When Leesburg-based goldsmith Ann Andre was in a creative rut a few years ago, she took a ceramics class from local potter Amy Manson. The friendship that resulted has been especially fruitful for Loudoun’s art scene. The friends and collaborators open their new space, The Clay and Metal Loft, this month.
The studio is a dream come true after several years of discussions for Manson and Andre.
“It’s just meant to be,” Manson said. “We’ve been looking and thinking and coming back to it, and the timing was perfect.”
Manson, who’s known to local art lovers for her involvement with the Western Loudoun Artists Studio Tour and for her classes offered around the county, was outgrowing her home studio. Andre, who has specialized in precision diamond work for years, was looking to get more creative with her jewelry-making and return to her passion for teaching.
After toying with the idea for years, everything came together in a flash for the artists when they found an airy space in the Virginia Village shopping center near downtown Leesburg. The partners signed a lease Dec. 12, moved in just after Christmas and have scheduled their first ladies’ night workshop for Jan. 11. Weekly ceramics session classes begin Jan. 15, and a range of fun evening workshops, where participants can create everything from metal snowman earrings to heart-shaped dishes, are already listed through March at the studio’s website. The studio hosts its official grand opening during Leesburg’s First Friday celebration Feb. 2.
The studio will operate as a three-pronged operation, including classes, a retail business for both artists (Andre will be selling her multifaceted rings, pendants and earrings and doing jewelry repair work on site, and Manson will showcase her popular functional pottery) and working studio space. The studio will also host monthly featured artists, with Western Loudoun painter Kaarin Nelson’s large-scale paintings on display in February.
For both women, the vision from the outset was to create something beyond a gallery, meeting the public’s demand for engagement with the creative arts.
“You want people to see the studios—that energy has to be there,” Andre said. “It’s not just going into a gallery. … People don’t just want to look, they want to do it themselves.”
Andre is a Massachusetts native who studied sculpture at the University of Massachusetts and Rhode Island School of Design and has been a jeweler for 30 years, most recently working with diamond setting for wedding and engagement rings. But she also does her own fascinating, transformative pieces—rings that become pendants and shape-changing earrings and decided it was time to get out of the commercial setting.

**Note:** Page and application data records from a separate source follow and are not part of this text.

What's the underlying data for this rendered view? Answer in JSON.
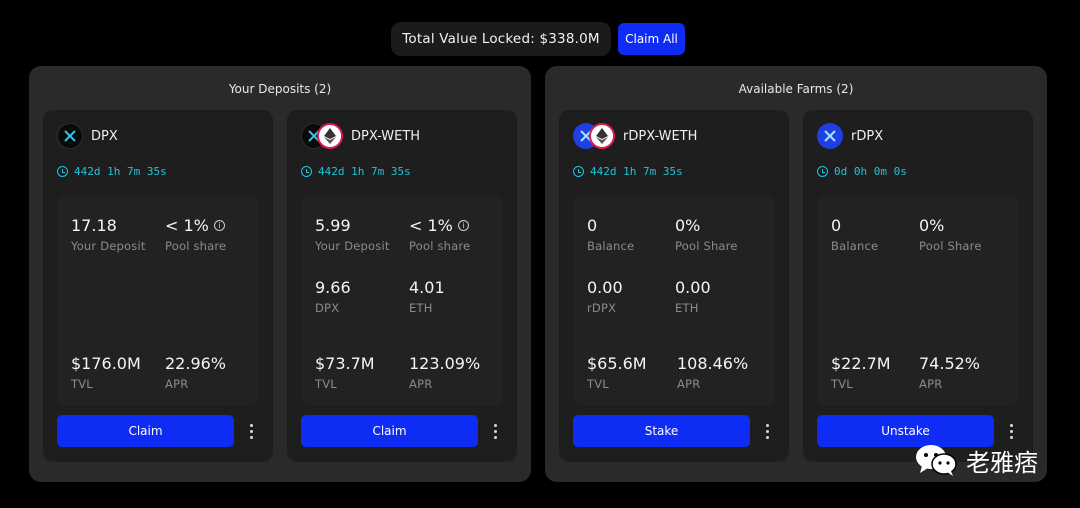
{
  "header": {
    "tvl_text": "Total Value Locked: $338.0M",
    "claim_all_label": "Claim All"
  },
  "deposits_panel": {
    "title": "Your Deposits (2)",
    "cards": [
      {
        "token": "DPX",
        "icons": [
          "dpx-icon"
        ],
        "timer": "442d 1h 7m 35s",
        "stat1_value": "17.18",
        "stat1_label": "Your Deposit",
        "stat2_value": "< 1%",
        "stat2_label": "Pool share",
        "tvl_value": "$176.0M",
        "tvl_label": "TVL",
        "apr_value": "22.96%",
        "apr_label": "APR",
        "button_label": "Claim"
      },
      {
        "token": "DPX-WETH",
        "icons": [
          "dpx-icon",
          "eth-icon"
        ],
        "timer": "442d 1h 7m 35s",
        "stat1_value": "5.99",
        "stat1_label": "Your Deposit",
        "stat2_value": "< 1%",
        "stat2_label": "Pool share",
        "stat3_value": "9.66",
        "stat3_label": "DPX",
        "stat4_value": "4.01",
        "stat4_label": "ETH",
        "tvl_value": "$73.7M",
        "tvl_label": "TVL",
        "apr_value": "123.09%",
        "apr_label": "APR",
        "button_label": "Claim"
      }
    ]
  },
  "farms_panel": {
    "title": "Available Farms (2)",
    "cards": [
      {
        "token": "rDPX-WETH",
        "icons": [
          "rdpx-icon",
          "eth-icon"
        ],
        "timer": "442d 1h 7m 35s",
        "stat1_value": "0",
        "stat1_label": "Balance",
        "stat2_value": "0%",
        "stat2_label": "Pool Share",
        "stat3_value": "0.00",
        "stat3_label": "rDPX",
        "stat4_value": "0.00",
        "stat4_label": "ETH",
        "tvl_value": "$65.6M",
        "tvl_label": "TVL",
        "apr_value": "108.46%",
        "apr_label": "APR",
        "button_label": "Stake"
      },
      {
        "token": "rDPX",
        "icons": [
          "rdpx-icon"
        ],
        "timer": "0d 0h 0m 0s",
        "stat1_value": "0",
        "stat1_label": "Balance",
        "stat2_value": "0%",
        "stat2_label": "Pool Share",
        "tvl_value": "$22.7M",
        "tvl_label": "TVL",
        "apr_value": "74.52%",
        "apr_label": "APR",
        "button_label": "Unstake"
      }
    ]
  },
  "watermark": {
    "text": "老雅痞",
    "icon": "wechat-icon"
  },
  "colors": {
    "accent_button": "#0f2cf5",
    "timer_cyan": "#22c3d6",
    "panel_bg": "#2a2a2b",
    "card_bg": "#1e1e1f",
    "label_gray": "#8b8b8e"
  }
}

“I wanted to do something more creative,” she said.
Manson is an Ohio native who spent years in North Carolina where she jumped into that state’s booming pottery scene. Manson moved to Loudoun in 2009 and quickly established herself on the local arts scene with her gorgeous yet functional pottery, including charming mugs and her famous beer can chicken roasters.
Both women moved to Loudoun for their husbands’ work, and both are parents of teen/young adult daughters. It was the right time in both women’s parenting lives to launch a big project, and after collaborating on WLAST tours in recent years, they found they worked well together.
The partners have different strengths: Andre is a self-described workhorse who built the studio’s tables and shelves from scratch, and Manson is a communicator with social media skills and strong ties to the county’s arts scene through involvement with WLAST and the Loudoun Arts Council. But, they share a vision and a desire to bring an artistic hub back to Leesburg.
“We’re very similar in the way we approach things, what we want and our focus,” Andre said.
The artists met when Andre took a class from Manson at the ArtSquare arts center, which closed in 2014. And both women are hoping to fill the gap left in the Loudoun arts scene when that space closed. The studio is also breath of fresh air in the ’50s-era Virginia Village shopping center, which was sold to new owners in June, and the location right on the fringe of downtown Leesburg is ideal, Manson and Andre said.
While many of the studio’s workshops are designed with women in mind, the owners will also offer team building and corporate activities and couples classes. And they’re already planning a full slate of summer camps for children ages 7 to 14—including STEAM-oriented options like artistic robotics in addition to clay and sculpture, painting, multi-media, magic and cartooning.
“People want to experience art,” Manson said. “They want to be part of it. … I think that’s what the idea of a working studio is tapping into.”
The Clay and Metal Loft celebrates its grand opening from 6 to 9 p.m. Friday, Feb. 2, at 27 Fairfax St. in Leesburg. Workshops and classes start Jan. 11. For details, go to theclayandmetalloft.com